Write every line of the following listing exactly as it reads.

***

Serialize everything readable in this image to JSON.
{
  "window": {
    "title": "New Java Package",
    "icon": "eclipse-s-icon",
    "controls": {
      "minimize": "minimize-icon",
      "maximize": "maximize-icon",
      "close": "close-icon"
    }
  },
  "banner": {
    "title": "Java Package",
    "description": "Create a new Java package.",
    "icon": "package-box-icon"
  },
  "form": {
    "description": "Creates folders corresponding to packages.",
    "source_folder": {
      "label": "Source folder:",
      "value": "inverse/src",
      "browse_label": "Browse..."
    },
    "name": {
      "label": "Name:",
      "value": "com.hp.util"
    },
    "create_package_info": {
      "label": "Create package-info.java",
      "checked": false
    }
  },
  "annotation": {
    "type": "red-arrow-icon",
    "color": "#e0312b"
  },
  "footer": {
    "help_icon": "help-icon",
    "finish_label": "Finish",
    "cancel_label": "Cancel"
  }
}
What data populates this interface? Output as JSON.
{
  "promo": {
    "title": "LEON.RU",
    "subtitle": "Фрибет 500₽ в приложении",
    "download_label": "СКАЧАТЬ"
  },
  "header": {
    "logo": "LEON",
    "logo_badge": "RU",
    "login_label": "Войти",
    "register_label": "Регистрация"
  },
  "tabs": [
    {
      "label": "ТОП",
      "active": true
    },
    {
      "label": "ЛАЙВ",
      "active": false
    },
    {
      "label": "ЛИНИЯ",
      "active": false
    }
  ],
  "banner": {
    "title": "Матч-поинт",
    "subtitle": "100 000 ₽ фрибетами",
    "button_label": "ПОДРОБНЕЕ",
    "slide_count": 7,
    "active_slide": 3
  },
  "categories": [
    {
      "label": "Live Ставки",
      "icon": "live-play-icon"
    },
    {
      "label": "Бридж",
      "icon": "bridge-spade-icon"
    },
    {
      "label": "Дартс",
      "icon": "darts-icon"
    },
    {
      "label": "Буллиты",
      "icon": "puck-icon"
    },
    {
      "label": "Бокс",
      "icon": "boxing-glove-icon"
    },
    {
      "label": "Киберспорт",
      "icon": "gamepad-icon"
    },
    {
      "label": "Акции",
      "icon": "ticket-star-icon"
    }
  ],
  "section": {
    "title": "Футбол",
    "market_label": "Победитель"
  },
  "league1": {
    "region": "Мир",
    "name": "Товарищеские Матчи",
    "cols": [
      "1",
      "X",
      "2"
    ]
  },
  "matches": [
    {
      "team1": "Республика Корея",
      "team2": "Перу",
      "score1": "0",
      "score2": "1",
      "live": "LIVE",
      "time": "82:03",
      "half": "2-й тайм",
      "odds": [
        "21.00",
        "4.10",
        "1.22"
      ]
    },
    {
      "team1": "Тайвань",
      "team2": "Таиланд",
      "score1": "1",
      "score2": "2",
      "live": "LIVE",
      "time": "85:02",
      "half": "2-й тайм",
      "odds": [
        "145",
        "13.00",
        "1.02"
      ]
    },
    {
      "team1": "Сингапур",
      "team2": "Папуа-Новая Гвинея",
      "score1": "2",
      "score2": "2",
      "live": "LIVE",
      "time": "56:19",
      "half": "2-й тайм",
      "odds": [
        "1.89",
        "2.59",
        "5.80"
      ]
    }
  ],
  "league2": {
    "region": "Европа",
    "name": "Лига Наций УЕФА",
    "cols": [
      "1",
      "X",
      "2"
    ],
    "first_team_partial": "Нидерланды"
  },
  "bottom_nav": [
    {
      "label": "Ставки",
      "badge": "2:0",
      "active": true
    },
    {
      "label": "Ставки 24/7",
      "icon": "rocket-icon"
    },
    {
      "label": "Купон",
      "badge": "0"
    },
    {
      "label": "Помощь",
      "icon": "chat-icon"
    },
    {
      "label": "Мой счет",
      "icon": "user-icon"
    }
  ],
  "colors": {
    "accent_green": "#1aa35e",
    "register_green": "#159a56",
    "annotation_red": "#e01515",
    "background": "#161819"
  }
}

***

Answer section:
Serialize everything readable in this image to JSON.
{
  "window": {
    "title": "New Java Package",
    "icon": "eclipse-s-icon",
    "controls": {
      "minimize": "minimize-icon",
      "maximize": "maximize-icon",
      "close": "close-icon"
    }
  },
  "banner": {
    "title": "Java Package",
    "description": "Create a new Java package.",
    "icon": "package-box-icon"
  },
  "form": {
    "description": "Creates folders corresponding to packages.",
    "source_folder": {
      "label": "Source folder:",
      "value": "inverse/src",
      "browse_label": "Browse..."
    },
    "name": {
      "label": "Name:",
      "value": "com.hp.util"
    },
    "create_package_info": {
      "label": "Create package-info.java",
      "checked": false
    }
  },
  "annotation": {
    "type": "red-arrow-icon",
    "color": "#e0312b"
  },
  "footer": {
    "help_icon": "help-icon",
    "finish_label": "Finish",
    "cancel_label": "Cancel"
  }
}
What data populates this interface? Output as JSON.
{
  "promo": {
    "title": "LEON.RU",
    "subtitle": "Фрибет 500₽ в приложении",
    "download_label": "СКАЧАТЬ"
  },
  "header": {
    "logo": "LEON",
    "logo_badge": "RU",
    "login_label": "Войти",
    "register_label": "Регистрация"
  },
  "tabs": [
    {
      "label": "ТОП",
      "active": true
    },
    {
      "label": "ЛАЙВ",
      "active": false
    },
    {
      "label": "ЛИНИЯ",
      "active": false
    }
  ],
  "banner": {
    "title": "Матч-поинт",
    "subtitle": "100 000 ₽ фрибетами",
    "button_label": "ПОДРОБНЕЕ",
    "slide_count": 7,
    "active_slide": 3
  },
  "categories": [
    {
      "label": "Live Ставки",
      "icon": "live-play-icon"
    },
    {
      "label": "Бридж",
      "icon": "bridge-spade-icon"
    },
    {
      "label": "Дартс",
      "icon": "darts-icon"
    },
    {
      "label": "Буллиты",
      "icon": "puck-icon"
    },
    {
      "label": "Бокс",
      "icon": "boxing-glove-icon"
    },
    {
      "label": "Киберспорт",
      "icon": "gamepad-icon"
    },
    {
      "label": "Акции",
      "icon": "ticket-star-icon"
    }
  ],
  "section": {
    "title": "Футбол",
    "market_label": "Победитель"
  },
  "league1": {
    "region": "Мир",
    "name": "Товарищеские Матчи",
    "cols": [
      "1",
      "X",
      "2"
    ]
  },
  "matches": [
    {
      "team1": "Республика Корея",
      "team2": "Перу",
      "score1": "0",
      "score2": "1",
      "live": "LIVE",
      "time": "82:03",
      "half": "2-й тайм",
      "odds": [
        "21.00",
        "4.10",
        "1.22"
      ]
    },
    {
      "team1": "Тайвань",
      "team2": "Таиланд",
      "score1": "1",
      "score2": "2",
      "live": "LIVE",
      "time": "85:02",
      "half": "2-й тайм",
      "odds": [
        "145",
        "13.00",
        "1.02"
      ]
    },
    {
      "team1": "Сингапур",
      "team2": "Папуа-Новая Гвинея",
      "score1": "2",
      "score2": "2",
      "live": "LIVE",
      "time": "56:19",
      "half": "2-й тайм",
      "odds": [
        "1.89",
        "2.59",
        "5.80"
      ]
    }
  ],
  "league2": {
    "region": "Европа",
    "name": "Лига Наций УЕФА",
    "cols": [
      "1",
      "X",
      "2"
    ],
    "first_team_partial": "Нидерланды"
  },
  "bottom_nav": [
    {
      "label": "Ставки",
      "badge": "2:0",
      "active": true
    },
    {
      "label": "Ставки 24/7",
      "icon": "rocket-icon"
    },
    {
      "label": "Купон",
      "badge": "0"
    },
    {
      "label": "Помощь",
      "icon": "chat-icon"
    },
    {
      "label": "Мой счет",
      "icon": "user-icon"
    }
  ],
  "colors": {
    "accent_green": "#1aa35e",
    "register_green": "#159a56",
    "annotation_red": "#e01515",
    "background": "#161819"
  }
}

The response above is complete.